An MRI was duly done and the problem was identified as a cavernous haemangioma. Cavernous hemangiomas are wild, jumbled growths of blood vessels fed by numerous tributary arteries. They are probably all present at birth, but start to enlarge rapidly after delivery.
My colleague fixed an appointment with Dr. Atul Peters a laparoscopic and general surgeon at Max Healthcare in New Delhi. Dr. Peters recommended surgical removal of the growth indicating that the patient will need to stay in the hospital overnight.
My colleague, like all of us, is covered by an insurance policy provided by our employer and sourced through a nationalised health insurance company. We submitted our pre authorisation for a cashless service to the third party administrator (TPA), expecting a quick approval.
That is exactly where the trouble began. The TPA turned down the request citing a clause in our policy, which excludes ‘congenital’ diseases. We were quite befuddled as we thought ‘congenital’ meant ‘from birth’. The patient in question is a 25 year old lady, a mother and a wife and this problem was not more than 3 weeks old. At this stage I decided to accompany my colleague to Max Hospital and meet Dr. Peters and check with him. We discovered that these haemangiomas can be congenital in origin, but in this particular case, it seemed unlikely. We got Dr. Peters to write this down and sent the document for reconsideration to the insurance company. We also used the services of a company, which acts as a go between the corporates and TPA’s to sort out issues like these. Sure enough the TPA agreed to do a cashless transaction and my colleague’s wife is now scheduled for surgery next week.
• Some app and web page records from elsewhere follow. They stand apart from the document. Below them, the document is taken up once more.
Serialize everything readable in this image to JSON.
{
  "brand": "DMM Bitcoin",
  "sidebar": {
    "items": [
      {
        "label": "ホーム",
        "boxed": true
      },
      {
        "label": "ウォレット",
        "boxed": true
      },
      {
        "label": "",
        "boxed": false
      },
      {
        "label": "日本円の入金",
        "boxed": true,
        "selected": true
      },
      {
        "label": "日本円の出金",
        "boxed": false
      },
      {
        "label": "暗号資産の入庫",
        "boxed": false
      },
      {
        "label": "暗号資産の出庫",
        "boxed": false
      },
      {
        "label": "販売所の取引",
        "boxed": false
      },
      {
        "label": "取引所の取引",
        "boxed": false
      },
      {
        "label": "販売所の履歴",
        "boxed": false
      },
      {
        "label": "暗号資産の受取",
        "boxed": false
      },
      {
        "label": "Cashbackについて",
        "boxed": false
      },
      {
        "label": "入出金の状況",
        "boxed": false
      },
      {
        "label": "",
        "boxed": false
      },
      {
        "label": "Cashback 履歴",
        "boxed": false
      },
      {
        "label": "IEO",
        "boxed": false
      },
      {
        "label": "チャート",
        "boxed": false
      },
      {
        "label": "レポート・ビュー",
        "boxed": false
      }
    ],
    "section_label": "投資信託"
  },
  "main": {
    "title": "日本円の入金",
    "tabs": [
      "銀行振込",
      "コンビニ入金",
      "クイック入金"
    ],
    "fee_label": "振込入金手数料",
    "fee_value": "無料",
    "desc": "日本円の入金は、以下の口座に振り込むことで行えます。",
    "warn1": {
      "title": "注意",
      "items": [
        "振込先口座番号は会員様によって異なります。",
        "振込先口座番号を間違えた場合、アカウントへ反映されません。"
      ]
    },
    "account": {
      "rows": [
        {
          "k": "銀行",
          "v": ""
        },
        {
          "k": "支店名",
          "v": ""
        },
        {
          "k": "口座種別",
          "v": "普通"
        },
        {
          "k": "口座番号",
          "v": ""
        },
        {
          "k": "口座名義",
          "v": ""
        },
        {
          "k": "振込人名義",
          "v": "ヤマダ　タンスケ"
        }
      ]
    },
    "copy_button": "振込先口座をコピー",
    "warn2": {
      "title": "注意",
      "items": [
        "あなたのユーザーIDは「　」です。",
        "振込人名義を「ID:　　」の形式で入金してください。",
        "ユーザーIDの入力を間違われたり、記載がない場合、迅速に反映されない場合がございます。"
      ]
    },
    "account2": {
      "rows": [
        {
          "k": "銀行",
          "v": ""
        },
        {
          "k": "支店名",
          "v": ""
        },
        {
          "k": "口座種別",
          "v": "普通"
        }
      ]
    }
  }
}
This is what bothered me in all this.
I was quite amazed at the alacrity with which the TPA declined cashless service, and how we had to fight this out to get what one would assume was our due. How can a TPA doctor sitting in his office decide, whether the problem is congenital or not? Why did he not bother to check with the surgeon, who has access to all medical reports as well as the benefit of examining the patient?
The moment somebody with the knowledge of the industry started intervening, the TPA found a quick solution and agreed to do a cashless transaction. How is it that a problem, which the TPA previously thought was congenital in nature suddenly resolve itself into something, which has developed over last couple of weeks only and was payable by the insurance company.
The simple answer to this question is that the TPA is obliged to keep the ‘claim ratio’ (Claims Paid/Premium Collected) low, so that the insurance company makes a profit. It is least bothered about the customer and the trouble he has to undergo, in getting his due. If somebody challenges the TPA, they are quick to go back on their earlier stance. It is pretty much like saying that let us first try and browbeat the customer and if he pushes right back, we will pay.
This callous system needs to change.